Hilton Honors American Express Surpass vs. Capital One Venture
The Capital One Venture Rewards Credit Card offers a more flexible rewards program than the Hilton Honors Surpass card’s, albeit one that may be less rewarding if you’re planning to focus your spending on hotel stays.
The Venture card’s welcome bonus is a bit less valuable than the Hilton Honors Surpass card’s, offering just 75,000 miles when you spend $4,000 on purchases within three months from account opening (equal to $750 in travel). Conveniently, though, you can redeem miles for any travel purchase with any brand, including for hotel nights, airfare and more.
While Capital One miles are worth about 1 cent per mile through the issuer, which is a bit more than Hilton Honors points.
The Hilton Honors Surpass offers’ higher earning bonus categories that can earn points much faster.
For example, if you shop regularly at grocery stores in the U.S. and frequently stay at Hilton Hotels, the Surpass card’s 6X points at U.S. supermarkets and 12X points per dollar at Hilton Hotels and resrots may net you more value than the Venture card’s 5X miles on hotels booked through Capital One Travel and 2X miles on general purchases. For instance, if you spent $5,000 per year at U.S. supermarkets and $2,000 per year at Hilton hotels with both cards, you’d earn 20,000 Capital One miles and 54,000 Hilton points, respectively. Your Capital One miles would be worth $200 in travel redemptions while the Hilton points would be worth roughly $324 when redeemed through the Hilton Honors portal.
That said, if you’re the kind of cardholder who makes everyday purchases more often than you stay at hotels, a flat-rate rewards card may be in your best interest. This is especially the case if you want to redeem points for air travel or other travel expenses through the issuer’s portal.
Best cards to pair with the Hilton Honors American Express Surpass
The Hilton Honors Surpass Card is almost exclusively geared toward hotel stays, so you could create a powerful combination with a general travel card or a co-branded airline credit card. That way, you’ve got both travel and lodging covered.
Bankrate’s Take—Is the Hilton Honors American Express Surpass worth it?
According to Stephanie Zito, Bankrate’s Travel Rewards Expert Contributor, “The Hilton Honors Amex Surpass is a great card for people who spend most of their money on everyday items—like groceries, restaurants, and gas—and then use these points to cover their hotel costs on a trip at a Hilton resort. Pair the solid points earning with Hilton’s fifth night free benefit, and you’ll have a free week in a hotel covered in no time.”
Overall, the card is a fairly high-quality hotel card for the casual traveler.
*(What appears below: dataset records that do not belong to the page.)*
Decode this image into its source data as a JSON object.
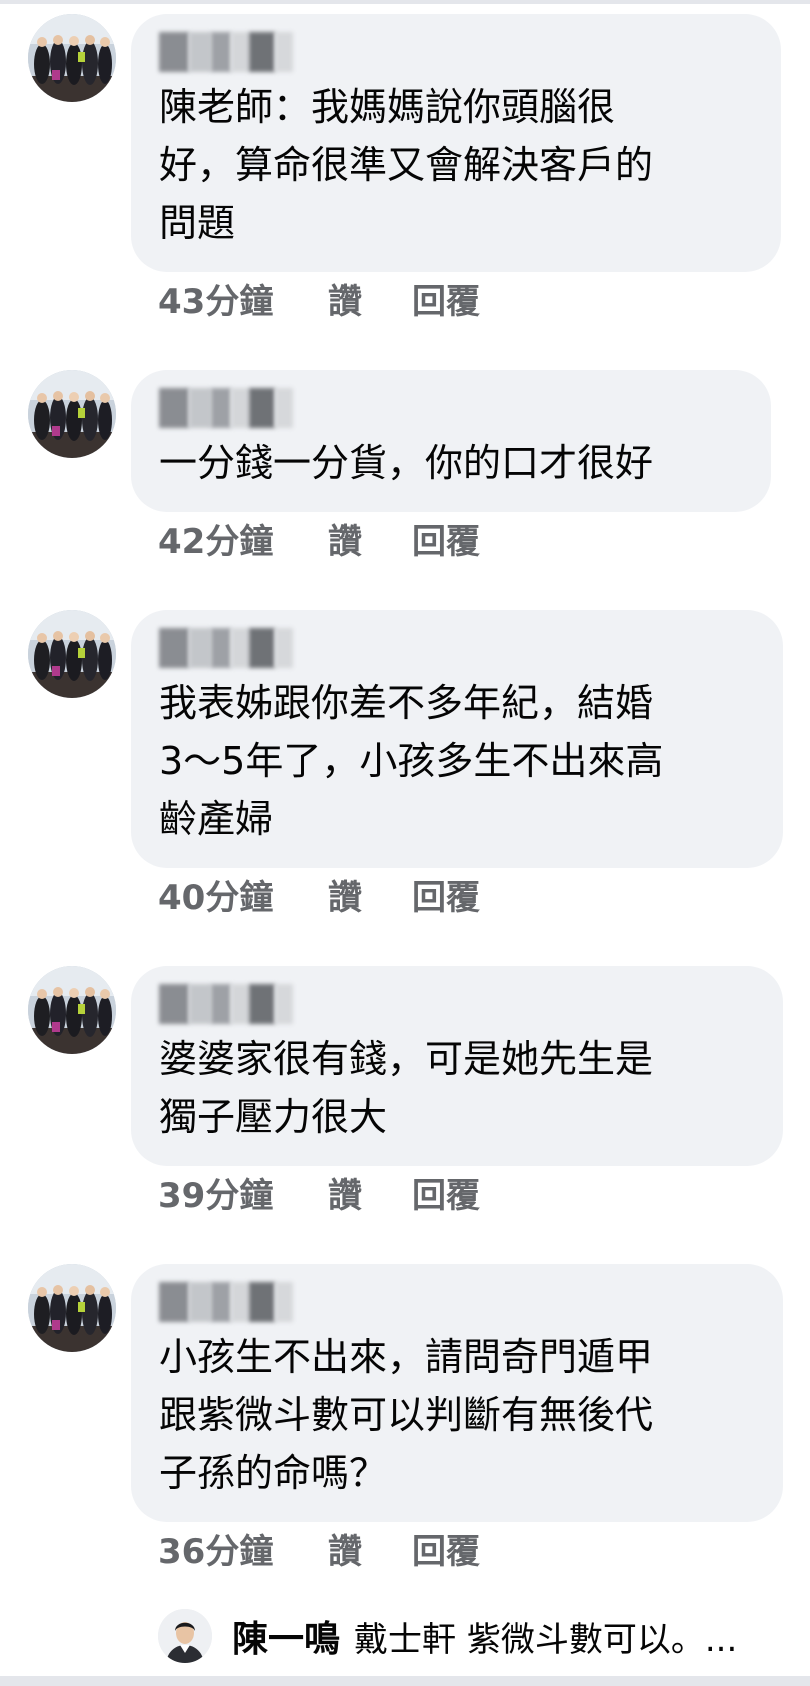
{
  "comments": [
    {
      "text": "陳老師：我媽媽說你頭腦很\n好，算命很準又會解決客戶的\n問題",
      "time": "43分鐘",
      "like": "讚",
      "reply": "回覆"
    },
    {
      "text": "一分錢一分貨，你的口才很好",
      "time": "42分鐘",
      "like": "讚",
      "reply": "回覆"
    },
    {
      "text": "我表姊跟你差不多年紀，結婚\n3～5年了，小孩多生不出來高\n齡產婦",
      "time": "40分鐘",
      "like": "讚",
      "reply": "回覆"
    },
    {
      "text": "婆婆家很有錢，可是她先生是\n獨子壓力很大",
      "time": "39分鐘",
      "like": "讚",
      "reply": "回覆"
    },
    {
      "text": "小孩生不出來，請問奇門遁甲\n跟紫微斗數可以判斷有無後代\n子孫的命嗎？",
      "time": "36分鐘",
      "like": "讚",
      "reply": "回覆"
    }
  ],
  "reply_preview": {
    "author": "陳一鳴",
    "text": "戴士軒 紫微斗數可以。..."
  }
}
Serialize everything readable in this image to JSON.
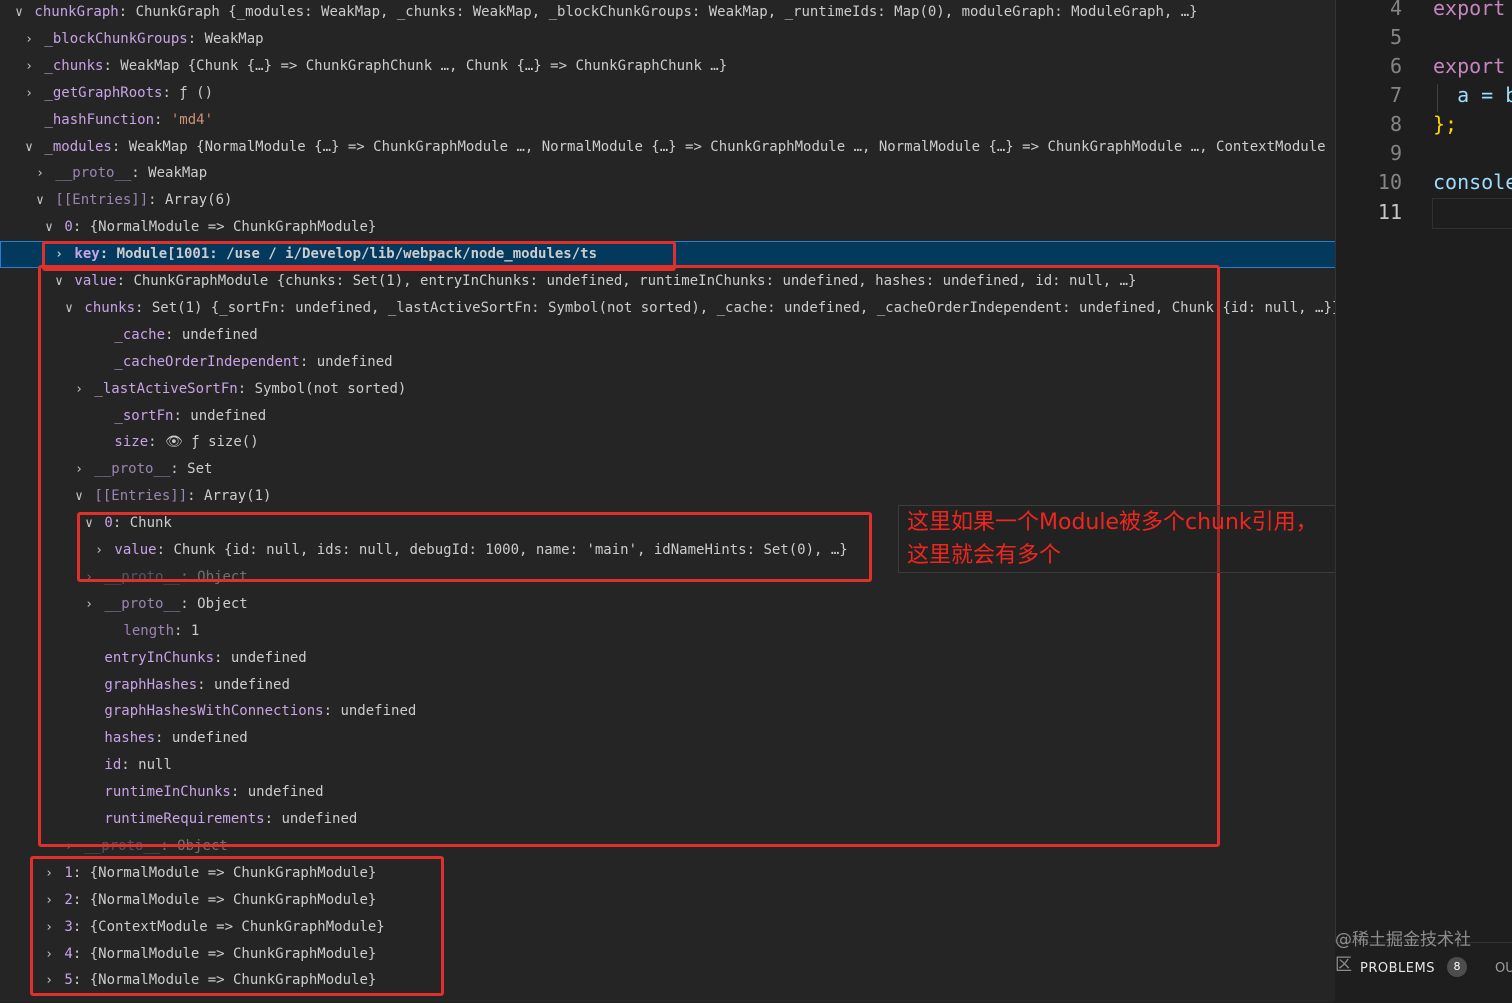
{
  "debug_tree": {
    "rows": [
      {
        "twisty": "open",
        "key": "chunkGraph",
        "key_dim": false,
        "value": "ChunkGraph {_modules: WeakMap, _chunks: WeakMap, _blockChunkGroups: WeakMap, _runtimeIds: Map(0), moduleGraph: ModuleGraph, …}"
      },
      {
        "twisty": "closed",
        "key": "_blockChunkGroups",
        "key_dim": false,
        "value": "WeakMap"
      },
      {
        "twisty": "closed",
        "key": "_chunks",
        "key_dim": false,
        "value": "WeakMap {Chunk {…} => ChunkGraphChunk …, Chunk {…} => ChunkGraphChunk …}"
      },
      {
        "twisty": "closed",
        "key": "_getGraphRoots",
        "key_dim": false,
        "value": "ƒ ()"
      },
      {
        "twisty": "none",
        "key": "_hashFunction",
        "key_dim": false,
        "value": "'md4'",
        "string": true
      },
      {
        "twisty": "open",
        "key": "_modules",
        "key_dim": false,
        "value": "WeakMap {NormalModule {…} => ChunkGraphModule …, NormalModule {…} => ChunkGraphModule …, NormalModule {…} => ChunkGraphModule …, ContextModule {…} =…"
      },
      {
        "twisty": "closed",
        "key": "__proto__",
        "key_dim": true,
        "value": "WeakMap"
      },
      {
        "twisty": "open",
        "key": "[[Entries]]",
        "key_dim": true,
        "value": "Array(6)"
      },
      {
        "twisty": "open",
        "key": "0",
        "key_dim": false,
        "value": "{NormalModule => ChunkGraphModule}"
      },
      {
        "twisty": "closed",
        "key": "key",
        "key_dim": false,
        "value": "Module[1001: /use   /      i/Develop/lib/webpack/node_modules/ts",
        "selected": true
      },
      {
        "twisty": "open",
        "key": "value",
        "key_dim": false,
        "value": "ChunkGraphModule {chunks: Set(1), entryInChunks: undefined, runtimeInChunks: undefined, hashes: undefined, id: null, …}"
      },
      {
        "twisty": "open",
        "key": "chunks",
        "key_dim": false,
        "value": "Set(1) {_sortFn: undefined, _lastActiveSortFn: Symbol(not sorted), _cache: undefined, _cacheOrderIndependent: undefined, Chunk {id: null, …}}"
      },
      {
        "twisty": "none",
        "key": "_cache",
        "key_dim": false,
        "value": "undefined"
      },
      {
        "twisty": "none",
        "key": "_cacheOrderIndependent",
        "key_dim": false,
        "value": "undefined"
      },
      {
        "twisty": "closed",
        "key": "_lastActiveSortFn",
        "key_dim": false,
        "value": "Symbol(not sorted)"
      },
      {
        "twisty": "none",
        "key": "_sortFn",
        "key_dim": false,
        "value": "undefined"
      },
      {
        "twisty": "none",
        "key": "size",
        "key_dim": false,
        "value": "👁 ƒ size()"
      },
      {
        "twisty": "closed",
        "key": "__proto__",
        "key_dim": true,
        "value": "Set"
      },
      {
        "twisty": "open",
        "key": "[[Entries]]",
        "key_dim": true,
        "value": "Array(1)"
      },
      {
        "twisty": "open",
        "key": "0",
        "key_dim": false,
        "value": "Chunk"
      },
      {
        "twisty": "closed",
        "key": "value",
        "key_dim": false,
        "value": "Chunk {id: null, ids: null, debugId: 1000, name: 'main', idNameHints: Set(0), …}"
      },
      {
        "twisty": "closed",
        "key": "__proto__",
        "key_dim": true,
        "value": "Object",
        "ghost": true
      },
      {
        "twisty": "closed",
        "key": "__proto__",
        "key_dim": true,
        "value": "Object"
      },
      {
        "twisty": "none",
        "key": "length",
        "key_dim": true,
        "value": "1"
      },
      {
        "twisty": "none",
        "key": "entryInChunks",
        "key_dim": false,
        "value": "undefined"
      },
      {
        "twisty": "none",
        "key": "graphHashes",
        "key_dim": false,
        "value": "undefined"
      },
      {
        "twisty": "none",
        "key": "graphHashesWithConnections",
        "key_dim": false,
        "value": "undefined"
      },
      {
        "twisty": "none",
        "key": "hashes",
        "key_dim": false,
        "value": "undefined"
      },
      {
        "twisty": "none",
        "key": "id",
        "key_dim": false,
        "value": "null"
      },
      {
        "twisty": "none",
        "key": "runtimeInChunks",
        "key_dim": false,
        "value": "undefined"
      },
      {
        "twisty": "none",
        "key": "runtimeRequirements",
        "key_dim": false,
        "value": "undefined"
      },
      {
        "twisty": "closed",
        "key": "__proto__",
        "key_dim": true,
        "value": "Object",
        "ghost": true
      },
      {
        "twisty": "closed",
        "key": "1",
        "key_dim": false,
        "value": "{NormalModule => ChunkGraphModule}"
      },
      {
        "twisty": "closed",
        "key": "2",
        "key_dim": false,
        "value": "{NormalModule => ChunkGraphModule}"
      },
      {
        "twisty": "closed",
        "key": "3",
        "key_dim": false,
        "value": "{ContextModule => ChunkGraphModule}"
      },
      {
        "twisty": "closed",
        "key": "4",
        "key_dim": false,
        "value": "{NormalModule => ChunkGraphModule}"
      },
      {
        "twisty": "closed",
        "key": "5",
        "key_dim": false,
        "value": "{NormalModule => ChunkGraphModule}"
      }
    ]
  },
  "annotation": {
    "line1": "这里如果一个Module被多个chunk引用，",
    "line2": "这里就会有多个",
    "color": "#f0261e"
  },
  "editor": {
    "lines": [
      {
        "num": "4",
        "code": "export"
      },
      {
        "num": "5",
        "code": ""
      },
      {
        "num": "6",
        "code": "export"
      },
      {
        "num": "7",
        "code": "  a = b"
      },
      {
        "num": "8",
        "code": "};"
      },
      {
        "num": "9",
        "code": ""
      },
      {
        "num": "10",
        "code": "console"
      },
      {
        "num": "11",
        "code": ""
      }
    ]
  },
  "panel": {
    "problems_label": "PROBLEMS",
    "problems_count": "8",
    "output_label": "OU"
  },
  "watermark": "@稀土掘金技术社区",
  "colors": {
    "highlight_box": "#e0302b",
    "selected_row": "#04395e",
    "property_key": "#c8a3e6",
    "string_value": "#ce9178"
  }
}
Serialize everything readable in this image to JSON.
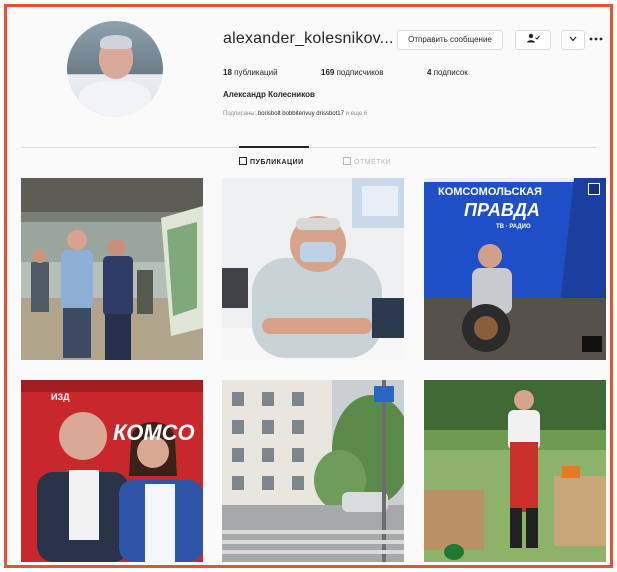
{
  "profile": {
    "username": "alexander_kolesnikov...",
    "full_name": "Александр Колесников",
    "followed_by_prefix": "Подписаны:",
    "followed_by_names": "borisbolt bobbitenvuy drissbot17",
    "followed_by_suffix": "и еще 6"
  },
  "actions": {
    "message_label": "Отправить сообщение",
    "follow_icon": "person-check-icon",
    "more_icon": "chevron-down-icon",
    "options_icon": "more-dots-icon"
  },
  "stats": {
    "posts_count": "18",
    "posts_label": "публикаций",
    "followers_count": "169",
    "followers_label": "подписчиков",
    "following_count": "4",
    "following_label": "подписок"
  },
  "tabs": [
    {
      "label": "ПУБЛИКАЦИИ",
      "icon": "grid-icon",
      "active": true
    },
    {
      "label": "ОТМЕТКИ",
      "icon": "tag-icon",
      "active": false
    }
  ],
  "posts": [
    {
      "alt": "photo"
    },
    {
      "alt": "photo"
    },
    {
      "alt": "photo",
      "banner_line1": "КОМСОМОЛЬСКАЯ",
      "banner_line2": "ПРАВДА",
      "banner_line3": "ТВ · РАДИО"
    },
    {
      "alt": "photo",
      "banner_line1": "ИЗД",
      "banner_line2": "КОМСО"
    },
    {
      "alt": "photo"
    },
    {
      "alt": "photo"
    }
  ],
  "colors": {
    "frame_border": "#e5532f",
    "kp_blue": "#1f4fc7",
    "kp_red": "#c8282c"
  }
}
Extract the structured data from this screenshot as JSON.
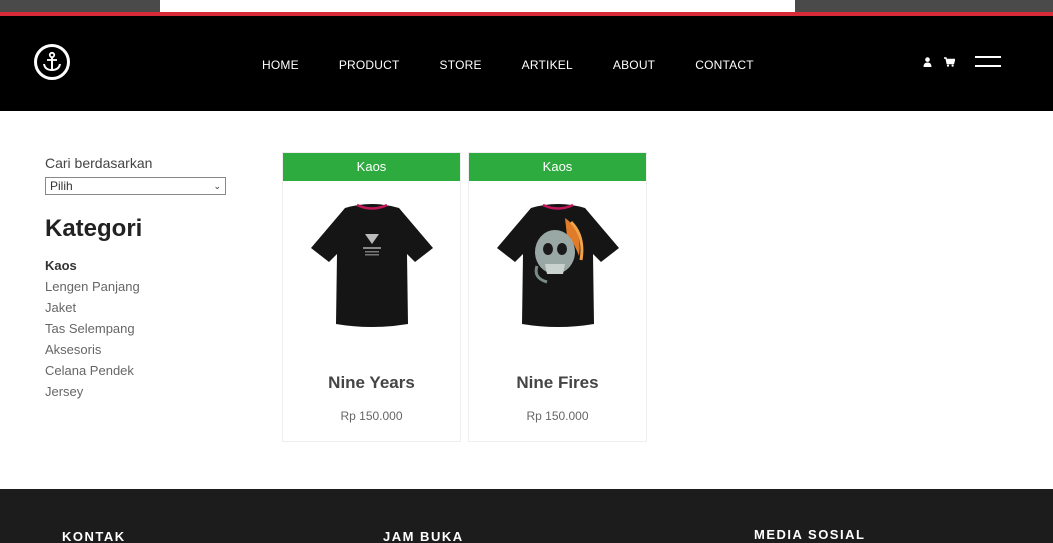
{
  "nav": {
    "items": [
      {
        "label": "HOME"
      },
      {
        "label": "PRODUCT"
      },
      {
        "label": "STORE"
      },
      {
        "label": "ARTIKEL"
      },
      {
        "label": "ABOUT"
      },
      {
        "label": "CONTACT"
      }
    ]
  },
  "header": {
    "icons": [
      "anchor-logo-icon",
      "user-icon",
      "cart-icon",
      "menu-icon"
    ]
  },
  "sidebar": {
    "search_label": "Cari berdasarkan",
    "select_value": "Pilih",
    "category_title": "Kategori",
    "categories": [
      {
        "label": "Kaos",
        "active": true
      },
      {
        "label": "Lengen Panjang"
      },
      {
        "label": "Jaket"
      },
      {
        "label": "Tas Selempang"
      },
      {
        "label": "Aksesoris"
      },
      {
        "label": "Celana Pendek"
      },
      {
        "label": "Jersey"
      }
    ]
  },
  "products": [
    {
      "tag": "Kaos",
      "name": "Nine Years",
      "price": "Rp 150.000"
    },
    {
      "tag": "Kaos",
      "name": "Nine Fires",
      "price": "Rp 150.000"
    }
  ],
  "footer": {
    "headings": [
      "KONTAK",
      "JAM BUKA",
      "MEDIA SOSIAL"
    ]
  },
  "colors": {
    "header_bg": "#000000",
    "accent_red": "#d72b3a",
    "tag_green": "#2eab3e",
    "footer_bg": "#1c1c1c"
  }
}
For those with high travel budgets and trips planned, you may want to consider a different Hilton credit card that may cost more but has the potential to be more rewarding. Or, if you’re looking for something with more flexibility, check out our guide for choosing a hotel credit card.
*The information about the Hilton Honors American Express Surpass® Card and Marriott Bonvoy Boundless® Credit Card has been collected independently by Bankrate.com. The card details have not been reviewed or approved by the card issuer.